Some of the children who enroll at Walbridge School have had a negative experience with testing at another school. For example, we believe that cognitive ability (IQ) test scores must be carefully interpreted and that much harm can be done if a child is categorized based on a combined test score. While cognitive ability tests are sophisticated measurement instruments, they are too often administered improperly, not following the publisher’s instructions. To illustrate, accommodations must be made for students with learning differences or disabilities. If a child takes longer to process information, time limits need to be removed from the taking of subtests. If a child has fine motor skill or coordination problems, the manipulative subtests should be removed. If the nonverbal and verbal subtest scores vary significantly, combining the two scores provides a statistically meaningless total IQ score; yet this is routinely done. Also, if a child has a high cognitive ability (IQ) composite test score, yet unsatisfactory school performance, this is almost always an indication of a learning difference of the child that may not have been recognized.
Cognitive ability subtest scores can be useful in helping understand how a student learns best. However, in our opinion, the composite IQ test score should never be used to lower expectations for the ability of a child to learn.
Many public school districts use the AAD (Ability Achievement Discrepancy) model when determining the special education resources to be allocated to a child. This may include the use of standardized cognitive ability tests (IQ) to measure the ability of a student to learn. A low composite test score may lead to the conclusion that a student is incapable of making significant progress in school, as there may be a small “discrepancy” between the cognitive ability test score (ability to learn) and the child’s actual school performance. For this reason, it may be decided that few, if any, special education resources will be allocated to support learning.
It is also important to realize that the selection of the standardized cognitive ability test to be administered can make a significant difference in both the subtest and composite scores. The KABC II (Kaufman Assessment Battery for Children II) may be a good choice for a child who has strong nonverbal strengths, but is weak in verbal skills. If the reverse is the case, a student with high verbal skills, but low nonverbal skills, the WISC–IV (Wechsler Intelligence Scale for Children – Fourth Addition) might be a good choice. The WISC-IV is often a good standardized test for children with learning differences or disabilities, as adjustments can be made for slow processing speed, and for significant differences in verbal and nonverbal subtest scores. Using the WISC–IV Technical Report #4 (2005, revised 2008) allows for the calculation of an alternative “composite” score, the General Ability Index (GAI). The Wisconsin Department of Public Instruction accepts the GAI, although, in our experience, many school districts don’t use this measure of learning ability that favors many children with learning differences and disabilities.
At Walbridge, we don’t administer cognitive ability tests (IQ), although we will look at the subtest scores of previously administered tests for insights into the learning strengths of a child. We do use the Iowa Tests of Basic Skills (ITBS), not a cognitive ability test, to provide a baseline to measure a child’s academic progress. The ITBS is administered when a child is enrolled, and at the end of each school year. The results are used to document the academic advancement of each student. More importantly, ITBS results are used to guide the individualized instruction for each of our students. The use of this standardized test is not to categorize the academic level of a student, but to improve our instruction and to provide each family with a measure of their child’s progress.

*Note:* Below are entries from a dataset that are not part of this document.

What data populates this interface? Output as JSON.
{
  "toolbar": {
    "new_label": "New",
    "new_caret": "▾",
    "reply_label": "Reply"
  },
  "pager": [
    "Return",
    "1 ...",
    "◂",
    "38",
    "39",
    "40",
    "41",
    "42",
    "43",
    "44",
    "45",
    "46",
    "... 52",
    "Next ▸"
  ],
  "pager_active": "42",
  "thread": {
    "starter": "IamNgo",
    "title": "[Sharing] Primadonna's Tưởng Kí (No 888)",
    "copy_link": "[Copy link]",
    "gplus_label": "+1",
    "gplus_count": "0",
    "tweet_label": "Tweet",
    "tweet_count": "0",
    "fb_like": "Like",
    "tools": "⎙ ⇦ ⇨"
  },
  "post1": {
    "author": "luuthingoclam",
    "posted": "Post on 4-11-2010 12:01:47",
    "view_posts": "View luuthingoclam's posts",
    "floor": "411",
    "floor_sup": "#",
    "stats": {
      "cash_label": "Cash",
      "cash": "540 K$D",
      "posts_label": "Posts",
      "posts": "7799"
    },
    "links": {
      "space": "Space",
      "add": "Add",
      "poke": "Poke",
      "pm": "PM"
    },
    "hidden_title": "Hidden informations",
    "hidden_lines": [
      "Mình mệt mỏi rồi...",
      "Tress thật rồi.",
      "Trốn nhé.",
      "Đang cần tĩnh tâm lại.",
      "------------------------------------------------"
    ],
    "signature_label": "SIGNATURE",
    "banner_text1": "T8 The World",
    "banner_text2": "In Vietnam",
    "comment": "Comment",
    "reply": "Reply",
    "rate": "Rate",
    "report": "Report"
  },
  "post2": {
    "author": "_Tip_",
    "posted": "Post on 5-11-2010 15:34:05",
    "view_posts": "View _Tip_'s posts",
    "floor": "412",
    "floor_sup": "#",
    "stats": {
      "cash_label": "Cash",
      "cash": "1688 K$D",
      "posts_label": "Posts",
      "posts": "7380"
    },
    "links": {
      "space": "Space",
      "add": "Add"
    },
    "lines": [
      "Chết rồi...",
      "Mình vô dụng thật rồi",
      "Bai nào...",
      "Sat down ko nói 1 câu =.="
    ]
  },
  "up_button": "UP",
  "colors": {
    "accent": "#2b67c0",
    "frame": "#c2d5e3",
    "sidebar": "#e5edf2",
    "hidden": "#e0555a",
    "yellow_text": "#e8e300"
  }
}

If a child with learning differences or disabilities has a low composite IQ test score, the results should be carefully reviewed by a testing expert. Parents should challenge results that may not reflect the true ability of their child to learn, and ask that a new test, perhaps the WISC–IV with a GAI composite score, be given and administered, with needed accommodations approved by the publisher.